Anticipated Schedule

This schedule is subject to change.

May 15 – 18, 2017 Public Release of Draft Plan
May 25, 2017 Park Board Briefing
June 8, 2017 Park Board Public Hearing
June 15, 2017 Public comment period closes for Draft Plan and SEPA
June 22, 2017 Park Board Discussion and Recommendations
September, 2017 Presentation to City Council
October, 2017 Submit plan to the State

Public Comment

The public comment period runs from May 18, 2017 – June 15, 2017. Public comments can be submitted by email or U.S. mail, or shared at a public hearing. All comments are weighted equally.  For Comments and Questions, please e-mail: 2017OpenSpace@seattle.gov

For U.S. mail, please use:
Seattle Parks and Recreation
Attention: 2017 Parks and Open Space Plan
800 Maynard Ave South, 3rd fl.
Seattle WA 98134

SEPA Determination of Non-Significance

Download the SEPA Determination of Non-Significance

Public comment period for the SEPA Determination of Non-Significance is open through 6/8 and the appeal period ends on 6/15. Note - this is a slightly different timeframe than the public comment period for Park Board, which closes on June 15th.

What’s proposed, what’s new and what is different?

The desire is for this plan to be more visionary and usable for future planning, and looks at city resources from the lens of accessibility and equity.
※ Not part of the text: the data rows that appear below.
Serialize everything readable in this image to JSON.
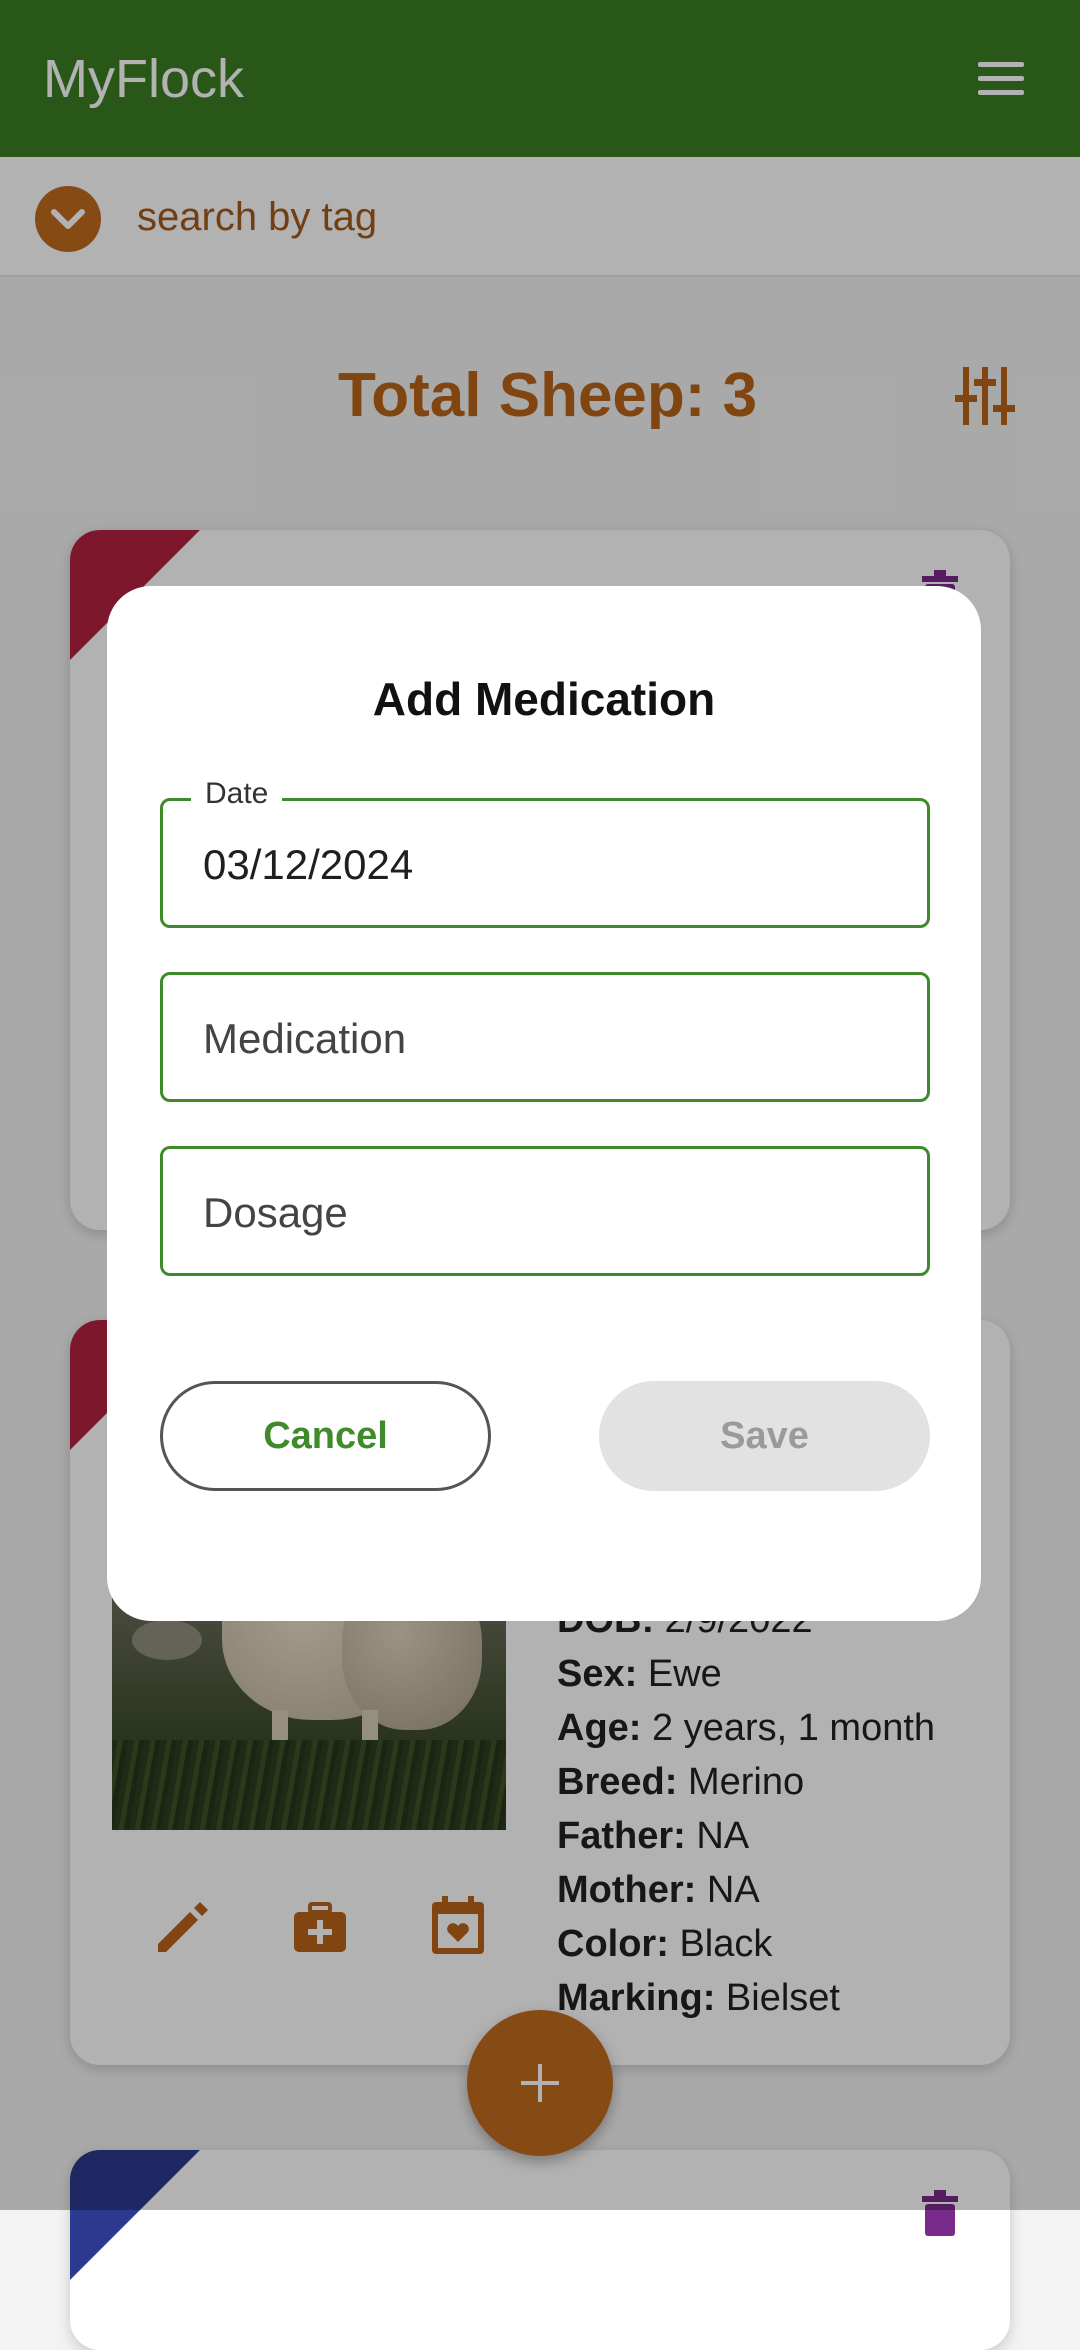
{
  "app": {
    "title": "MyFlock"
  },
  "search": {
    "placeholder": "search by tag"
  },
  "summary": {
    "total_text": "Total Sheep: 3"
  },
  "sheep_card": {
    "details": [
      {
        "label": "DOB:",
        "value": "2/9/2022"
      },
      {
        "label": "Sex:",
        "value": "Ewe"
      },
      {
        "label": "Age:",
        "value": "2 years, 1 month"
      },
      {
        "label": "Breed:",
        "value": "Merino"
      },
      {
        "label": "Father:",
        "value": "NA"
      },
      {
        "label": "Mother:",
        "value": "NA"
      },
      {
        "label": "Color:",
        "value": "Black"
      },
      {
        "label": "Marking:",
        "value": "Bielset"
      }
    ]
  },
  "dialog": {
    "title": "Add Medication",
    "date_label": "Date",
    "date_value": "03/12/2024",
    "medication_placeholder": "Medication",
    "dosage_placeholder": "Dosage",
    "cancel_label": "Cancel",
    "save_label": "Save"
  },
  "colors": {
    "appbar": "#3a7d22",
    "accent_brown": "#c16a1f",
    "field_border": "#3f8a2a",
    "sex_tag_female": "#b3233f",
    "sex_tag_male": "#2b3a8f",
    "delete_purple": "#7a2a8a"
  }
}
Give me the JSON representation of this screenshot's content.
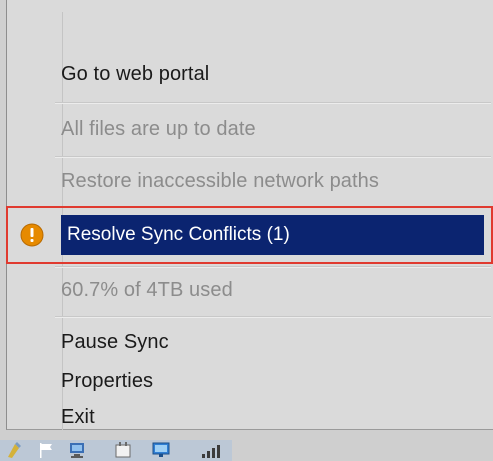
{
  "menu": {
    "items": [
      {
        "label": "Go to web portal",
        "enabled": true
      },
      {
        "label": "All files are up to date",
        "enabled": false
      },
      {
        "label": "Restore inaccessible network paths",
        "enabled": false
      },
      {
        "label": "Resolve Sync Conflicts (1)",
        "enabled": true,
        "highlighted": true,
        "icon": "warning-icon"
      },
      {
        "label": "60.7% of 4TB used",
        "enabled": false
      },
      {
        "label": "Pause Sync",
        "enabled": true
      },
      {
        "label": "Properties",
        "enabled": true
      },
      {
        "label": "Exit",
        "enabled": true
      }
    ]
  },
  "colors": {
    "highlight": "#0b2470",
    "annotation_border": "#e03a2f",
    "warning": "#e68a00"
  },
  "taskbar": {
    "tray_icons": [
      "sync-client-icon",
      "flag-icon",
      "network-icon",
      "device-icon",
      "monitor-icon",
      "signal-icon"
    ]
  }
}
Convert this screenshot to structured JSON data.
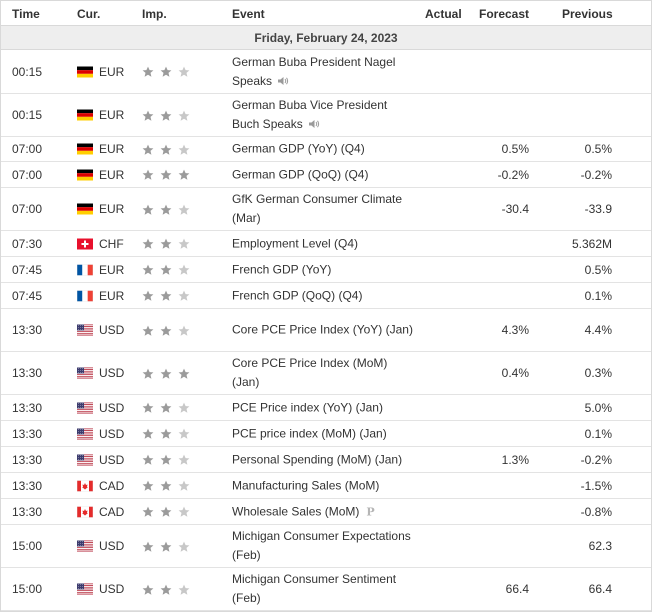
{
  "header": {
    "time": "Time",
    "currency": "Cur.",
    "importance": "Imp.",
    "event": "Event",
    "actual": "Actual",
    "forecast": "Forecast",
    "previous": "Previous"
  },
  "day_label": "Friday, February 24, 2023",
  "colors": {
    "star_filled": "#9b9b9b",
    "star_empty": "#c8c8c8",
    "border": "#d9d9d9",
    "day_bg": "#eeeeee"
  },
  "rows": [
    {
      "time": "00:15",
      "flag": "de",
      "currency": "EUR",
      "importance": 2,
      "event": "German Buba President Nagel Speaks",
      "icon": "speaker-icon",
      "actual": "",
      "forecast": "",
      "previous": ""
    },
    {
      "time": "00:15",
      "flag": "de",
      "currency": "EUR",
      "importance": 2,
      "event": "German Buba Vice President Buch Speaks",
      "icon": "speaker-icon",
      "actual": "",
      "forecast": "",
      "previous": ""
    },
    {
      "time": "07:00",
      "flag": "de",
      "currency": "EUR",
      "importance": 2,
      "event": "German GDP (YoY) (Q4)",
      "icon": "",
      "actual": "",
      "forecast": "0.5%",
      "previous": "0.5%"
    },
    {
      "time": "07:00",
      "flag": "de",
      "currency": "EUR",
      "importance": 3,
      "event": "German GDP (QoQ) (Q4)",
      "icon": "",
      "actual": "",
      "forecast": "-0.2%",
      "previous": "-0.2%"
    },
    {
      "time": "07:00",
      "flag": "de",
      "currency": "EUR",
      "importance": 2,
      "event": "GfK German Consumer Climate (Mar)",
      "icon": "",
      "actual": "",
      "forecast": "-30.4",
      "previous": "-33.9"
    },
    {
      "time": "07:30",
      "flag": "ch",
      "currency": "CHF",
      "importance": 2,
      "event": "Employment Level (Q4)",
      "icon": "",
      "actual": "",
      "forecast": "",
      "previous": "5.362M"
    },
    {
      "time": "07:45",
      "flag": "fr",
      "currency": "EUR",
      "importance": 2,
      "event": "French GDP (YoY)",
      "icon": "",
      "actual": "",
      "forecast": "",
      "previous": "0.5%"
    },
    {
      "time": "07:45",
      "flag": "fr",
      "currency": "EUR",
      "importance": 2,
      "event": "French GDP (QoQ) (Q4)",
      "icon": "",
      "actual": "",
      "forecast": "",
      "previous": "0.1%"
    },
    {
      "time": "13:30",
      "flag": "us",
      "currency": "USD",
      "importance": 2,
      "event": "Core PCE Price Index (YoY) (Jan)",
      "icon": "",
      "actual": "",
      "forecast": "4.3%",
      "previous": "4.4%"
    },
    {
      "time": "13:30",
      "flag": "us",
      "currency": "USD",
      "importance": 3,
      "event": "Core PCE Price Index (MoM) (Jan)",
      "icon": "",
      "actual": "",
      "forecast": "0.4%",
      "previous": "0.3%"
    },
    {
      "time": "13:30",
      "flag": "us",
      "currency": "USD",
      "importance": 2,
      "event": "PCE Price index (YoY) (Jan)",
      "icon": "",
      "actual": "",
      "forecast": "",
      "previous": "5.0%"
    },
    {
      "time": "13:30",
      "flag": "us",
      "currency": "USD",
      "importance": 2,
      "event": "PCE price index (MoM) (Jan)",
      "icon": "",
      "actual": "",
      "forecast": "",
      "previous": "0.1%"
    },
    {
      "time": "13:30",
      "flag": "us",
      "currency": "USD",
      "importance": 2,
      "event": "Personal Spending (MoM) (Jan)",
      "icon": "",
      "actual": "",
      "forecast": "1.3%",
      "previous": "-0.2%"
    },
    {
      "time": "13:30",
      "flag": "ca",
      "currency": "CAD",
      "importance": 2,
      "event": "Manufacturing Sales (MoM)",
      "icon": "",
      "actual": "",
      "forecast": "",
      "previous": "-1.5%"
    },
    {
      "time": "13:30",
      "flag": "ca",
      "currency": "CAD",
      "importance": 2,
      "event": "Wholesale Sales (MoM)",
      "icon": "preliminary-icon",
      "icon_text": "P",
      "actual": "",
      "forecast": "",
      "previous": "-0.8%"
    },
    {
      "time": "15:00",
      "flag": "us",
      "currency": "USD",
      "importance": 2,
      "event": "Michigan Consumer Expectations (Feb)",
      "icon": "",
      "actual": "",
      "forecast": "",
      "previous": "62.3"
    },
    {
      "time": "15:00",
      "flag": "us",
      "currency": "USD",
      "importance": 2,
      "event": "Michigan Consumer Sentiment (Feb)",
      "icon": "",
      "actual": "",
      "forecast": "66.4",
      "previous": "66.4"
    }
  ]
}
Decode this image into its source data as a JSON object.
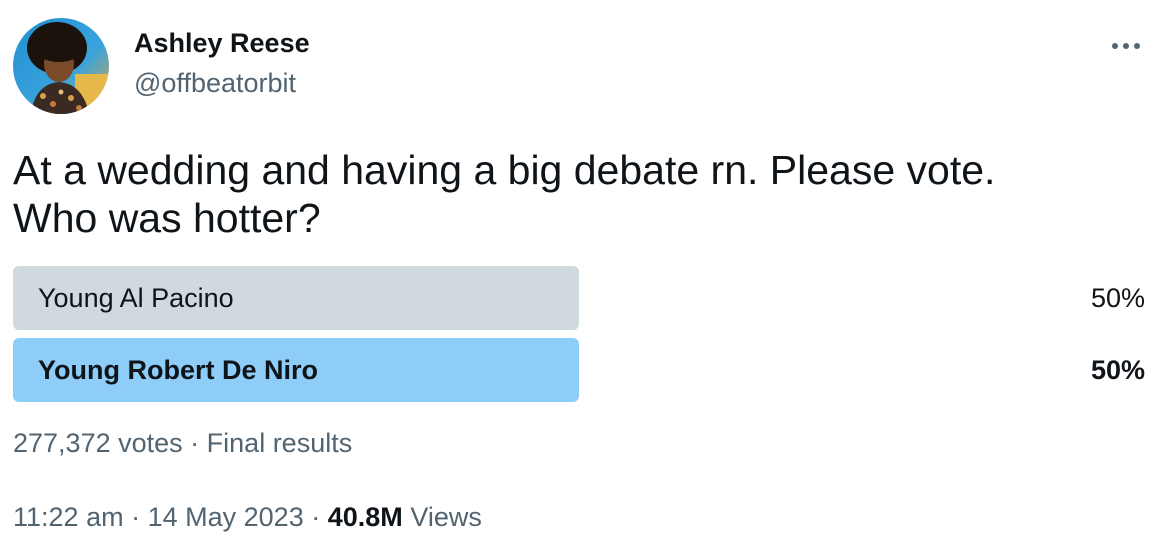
{
  "author": {
    "name": "Ashley Reese",
    "handle": "@offbeatorbit"
  },
  "menu": {
    "icon": "more-horizontal-icon"
  },
  "tweet": {
    "text": "At a wedding and having a big debate rn. Please vote.\nWho was hotter?"
  },
  "poll": {
    "options": [
      {
        "label": "Young Al Pacino",
        "percent_label": "50%",
        "fraction": 0.5,
        "color": "#cfd9de",
        "winner": false
      },
      {
        "label": "Young Robert De Niro",
        "percent_label": "50%",
        "fraction": 0.5,
        "color": "#8ecdf8",
        "winner": true
      }
    ],
    "votes": "277,372 votes",
    "separator": "·",
    "status": "Final results"
  },
  "meta": {
    "time": "11:22 am",
    "separator": "·",
    "date": "14 May 2023",
    "views_count": "40.8M",
    "views_label": "Views"
  },
  "colors": {
    "text": "#0f1419",
    "secondary": "#536471",
    "loser_bar": "#cfd9de",
    "winner_bar": "#8ecdf8"
  }
}
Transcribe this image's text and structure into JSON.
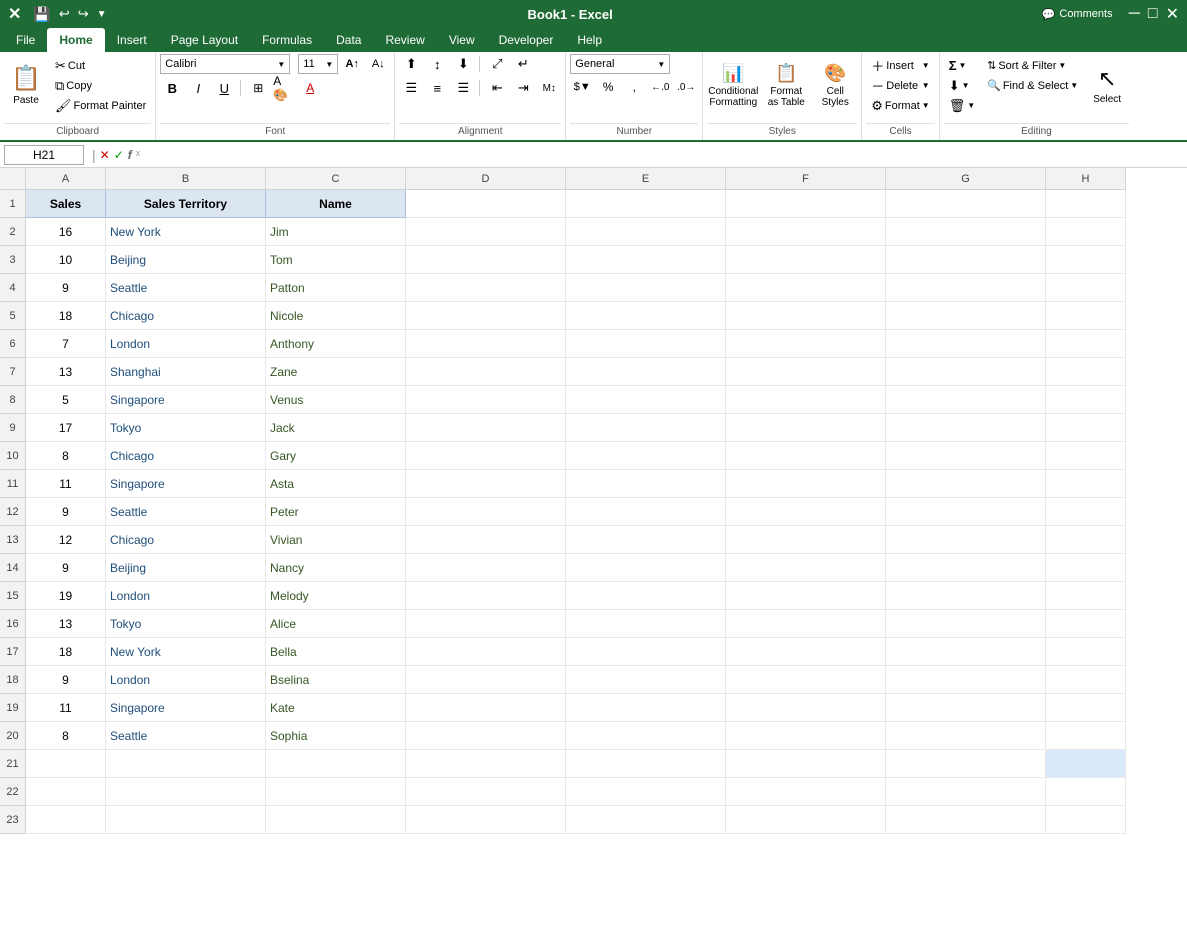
{
  "app": {
    "title": "Book1 - Excel",
    "comments_label": "Comments"
  },
  "tabs": [
    {
      "id": "file",
      "label": "File"
    },
    {
      "id": "home",
      "label": "Home",
      "active": true
    },
    {
      "id": "insert",
      "label": "Insert"
    },
    {
      "id": "page_layout",
      "label": "Page Layout"
    },
    {
      "id": "formulas",
      "label": "Formulas"
    },
    {
      "id": "data",
      "label": "Data"
    },
    {
      "id": "review",
      "label": "Review"
    },
    {
      "id": "view",
      "label": "View"
    },
    {
      "id": "developer",
      "label": "Developer"
    },
    {
      "id": "help",
      "label": "Help"
    }
  ],
  "ribbon": {
    "groups": {
      "clipboard": {
        "label": "Clipboard",
        "paste_label": "Paste",
        "cut_label": "Cut",
        "copy_label": "Copy",
        "format_painter_label": "Format Painter"
      },
      "font": {
        "label": "Font",
        "font_name": "Calibri",
        "font_size": "11",
        "bold": "B",
        "italic": "I",
        "underline": "U"
      },
      "alignment": {
        "label": "Alignment",
        "wrap_text": "Wrap Text",
        "merge_center": "Merge & Center"
      },
      "number": {
        "label": "Number",
        "format": "General"
      },
      "styles": {
        "label": "Styles",
        "conditional_formatting": "Conditional Formatting",
        "format_as_table": "Format as Table",
        "cell_styles": "Cell Styles"
      },
      "cells": {
        "label": "Cells",
        "insert": "Insert",
        "delete": "Delete",
        "format": "Format"
      },
      "editing": {
        "label": "Editing",
        "sum": "Σ",
        "fill": "Fill",
        "clear": "Clear",
        "sort_filter": "Sort & Filter",
        "find_select": "Find & Select",
        "select": "Select"
      }
    }
  },
  "formula_bar": {
    "name_box": "H21",
    "formula": ""
  },
  "sheet": {
    "columns": [
      "A",
      "B",
      "C",
      "D",
      "E",
      "F",
      "G",
      "H"
    ],
    "header_row": {
      "a": "Sales",
      "b": "Sales Territory",
      "c": "Name"
    },
    "rows": [
      {
        "num": 1,
        "a": "Sales",
        "b": "Sales Territory",
        "c": "Name",
        "is_header": true
      },
      {
        "num": 2,
        "a": "16",
        "b": "New York",
        "c": "Jim"
      },
      {
        "num": 3,
        "a": "10",
        "b": "Beijing",
        "c": "Tom"
      },
      {
        "num": 4,
        "a": "9",
        "b": "Seattle",
        "c": "Patton"
      },
      {
        "num": 5,
        "a": "18",
        "b": "Chicago",
        "c": "Nicole"
      },
      {
        "num": 6,
        "a": "7",
        "b": "London",
        "c": "Anthony"
      },
      {
        "num": 7,
        "a": "13",
        "b": "Shanghai",
        "c": "Zane"
      },
      {
        "num": 8,
        "a": "5",
        "b": "Singapore",
        "c": "Venus"
      },
      {
        "num": 9,
        "a": "17",
        "b": "Tokyo",
        "c": "Jack"
      },
      {
        "num": 10,
        "a": "8",
        "b": "Chicago",
        "c": "Gary"
      },
      {
        "num": 11,
        "a": "11",
        "b": "Singapore",
        "c": "Asta"
      },
      {
        "num": 12,
        "a": "9",
        "b": "Seattle",
        "c": "Peter"
      },
      {
        "num": 13,
        "a": "12",
        "b": "Chicago",
        "c": "Vivian"
      },
      {
        "num": 14,
        "a": "9",
        "b": "Beijing",
        "c": "Nancy"
      },
      {
        "num": 15,
        "a": "19",
        "b": "London",
        "c": "Melody"
      },
      {
        "num": 16,
        "a": "13",
        "b": "Tokyo",
        "c": "Alice"
      },
      {
        "num": 17,
        "a": "18",
        "b": "New York",
        "c": "Bella"
      },
      {
        "num": 18,
        "a": "9",
        "b": "London",
        "c": "Bselina"
      },
      {
        "num": 19,
        "a": "11",
        "b": "Singapore",
        "c": "Kate"
      },
      {
        "num": 20,
        "a": "8",
        "b": "Seattle",
        "c": "Sophia"
      },
      {
        "num": 21,
        "a": "",
        "b": "",
        "c": ""
      },
      {
        "num": 22,
        "a": "",
        "b": "",
        "c": ""
      },
      {
        "num": 23,
        "a": "",
        "b": "",
        "c": ""
      }
    ]
  }
}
We will be using equity and population density mapping, as one of many tools, to help us formulate our priority areas for acquisition. The intent is to gain a more accurate picture of access, by measuring how people walk to a park or facility. We are calling this ‘walkability’. 

What are the desired Outcomes?

  • Have an approach to Open Space and Recreation Facility distribution that is based upon access, opportunity, equity, and real time data.
  • Have a user friendly data interface that the public can access via story mapping and other new technologies.
  • Maintain a Baseline Level of Service for Citywide Open Space.
  • Have refined long-term strategies that look to acquire more land to add to the park network over time, and to increase the capacity of existing facilities to allow expanded use (e.g., converting grass fields to synthetic turf fields or adding a walking path in a park), where feasible.

What does ‘walkability’ mean?

SPR is using the Trust for Public Lands and the National Park Service definition of ‘walkability’ as the distance a person walks in 10-minutes, which is approximately ½ mile. ‘Walkability’ is both a measurement and an urban design concept. The measurement is the distance from a park. As an urban design concept, it is how an area or neighborhood is designed to encourage walking, including factors such as sidewalks or pedestrian rights-of-way, safety, traffic, road conditions and other public amenities such as open space.

How is ‘walkability’ measured?

‘Walkability’ is measured as a network that uses the street grid and measures the distance that a person would need to walk, or bike, to access a community center or park, and is measured from the park or facility entrance.

How does the Gap map work? Do I need a special program to view the maps?

SPR’s GIS staff mapped over 1000 park entry points and linked to SDOT’s walking network layer to develop the Walkability areas. In addition to park property, there is information on Greenway projects, bicycle and park trails, public school property, major institutions and universities, and other non-park owned property, such as Seattle Center.

No special program is needed to view the maps, just pull up the link on your smart phone, tablet, laptop or computer and zoom into the neighborhood you are most interested in. Story Mapping link: http://arcg.is/2fiW39Q

Previous Plans

The Seattle Park District website has more information on our facilities and projects. Download the 2016 Seattle Park District Facilities Map here.